(Data for review begins)
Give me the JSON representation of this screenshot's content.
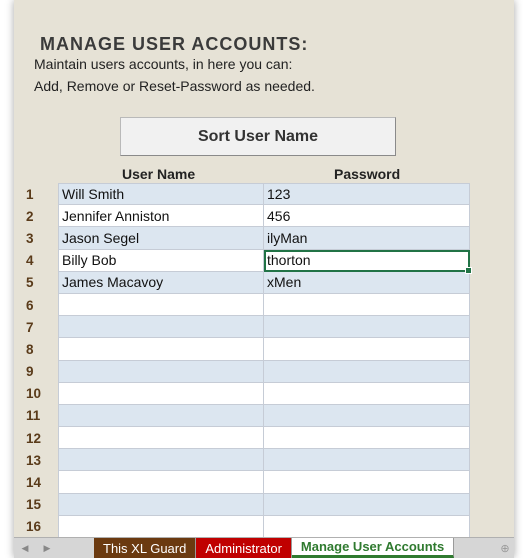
{
  "header": {
    "title": "MANAGE USER ACCOUNTS:",
    "line1": "Maintain users accounts, in here you can:",
    "line2": "Add, Remove or Reset-Password as needed."
  },
  "sort_button": "Sort User Name",
  "columns": {
    "user": "User Name",
    "password": "Password"
  },
  "rows": [
    {
      "num": "1",
      "user": "Will Smith",
      "password": "123"
    },
    {
      "num": "2",
      "user": "Jennifer Anniston",
      "password": "456"
    },
    {
      "num": "3",
      "user": "Jason Segel",
      "password": "ilyMan"
    },
    {
      "num": "4",
      "user": "Billy Bob",
      "password": "thorton"
    },
    {
      "num": "5",
      "user": "James Macavoy",
      "password": "xMen"
    },
    {
      "num": "6",
      "user": "",
      "password": ""
    },
    {
      "num": "7",
      "user": "",
      "password": ""
    },
    {
      "num": "8",
      "user": "",
      "password": ""
    },
    {
      "num": "9",
      "user": "",
      "password": ""
    },
    {
      "num": "10",
      "user": "",
      "password": ""
    },
    {
      "num": "11",
      "user": "",
      "password": ""
    },
    {
      "num": "12",
      "user": "",
      "password": ""
    },
    {
      "num": "13",
      "user": "",
      "password": ""
    },
    {
      "num": "14",
      "user": "",
      "password": ""
    },
    {
      "num": "15",
      "user": "",
      "password": ""
    },
    {
      "num": "16",
      "user": "",
      "password": ""
    }
  ],
  "tabs": [
    {
      "label": "This XL Guard",
      "style": "brown"
    },
    {
      "label": "Administrator",
      "style": "red"
    },
    {
      "label": "Manage User Accounts",
      "style": "active"
    }
  ],
  "icons": {
    "nav_prev": "left-arrow-icon",
    "nav_next": "right-arrow-icon",
    "add_sheet": "plus-icon"
  },
  "colors": {
    "band": "#dce6f0",
    "rownum": "#5a3b1a",
    "selected": "#217346",
    "tab_brown": "#6b3a10",
    "tab_red": "#c00000",
    "tab_active_text": "#2f7a2f"
  }
}
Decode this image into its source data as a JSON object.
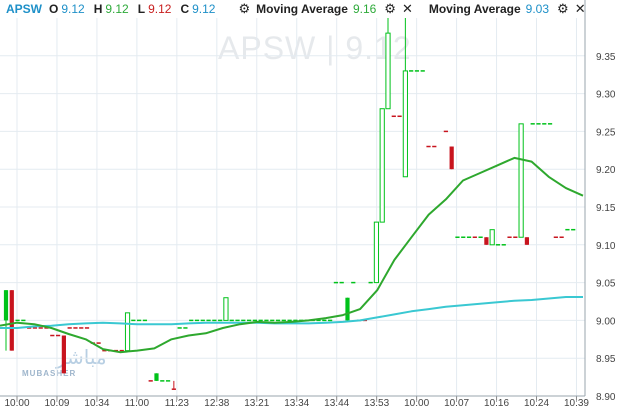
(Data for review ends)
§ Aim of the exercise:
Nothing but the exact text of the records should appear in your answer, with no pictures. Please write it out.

§ Answer to this problem:
Give me the JSON representation of this screenshot's content.
{
  "header": {
    "title": "MANAGE USER ACCOUNTS:",
    "line1": "Maintain users accounts, in here you can:",
    "line2": "Add, Remove or Reset-Password as needed."
  },
  "sort_button": "Sort User Name",
  "columns": {
    "user": "User Name",
    "password": "Password"
  },
  "rows": [
    {
      "num": "1",
      "user": "Will Smith",
      "password": "123"
    },
    {
      "num": "2",
      "user": "Jennifer Anniston",
      "password": "456"
    },
    {
      "num": "3",
      "user": "Jason Segel",
      "password": "ilyMan"
    },
    {
      "num": "4",
      "user": "Billy Bob",
      "password": "thorton"
    },
    {
      "num": "5",
      "user": "James Macavoy",
      "password": "xMen"
    },
    {
      "num": "6",
      "user": "",
      "password": ""
    },
    {
      "num": "7",
      "user": "",
      "password": ""
    },
    {
      "num": "8",
      "user": "",
      "password": ""
    },
    {
      "num": "9",
      "user": "",
      "password": ""
    },
    {
      "num": "10",
      "user": "",
      "password": ""
    },
    {
      "num": "11",
      "user": "",
      "password": ""
    },
    {
      "num": "12",
      "user": "",
      "password": ""
    },
    {
      "num": "13",
      "user": "",
      "password": ""
    },
    {
      "num": "14",
      "user": "",
      "password": ""
    },
    {
      "num": "15",
      "user": "",
      "password": ""
    },
    {
      "num": "16",
      "user": "",
      "password": ""
    }
  ],
  "tabs": [
    {
      "label": "This XL Guard",
      "style": "brown"
    },
    {
      "label": "Administrator",
      "style": "red"
    },
    {
      "label": "Manage User Accounts",
      "style": "active"
    }
  ],
  "icons": {
    "nav_prev": "left-arrow-icon",
    "nav_next": "right-arrow-icon",
    "add_sheet": "plus-icon"
  },
  "colors": {
    "band": "#dce6f0",
    "rownum": "#5a3b1a",
    "selected": "#217346",
    "tab_brown": "#6b3a10",
    "tab_red": "#c00000",
    "tab_active_text": "#2f7a2f"
  }
}
Decode this image into its source data as a JSON object.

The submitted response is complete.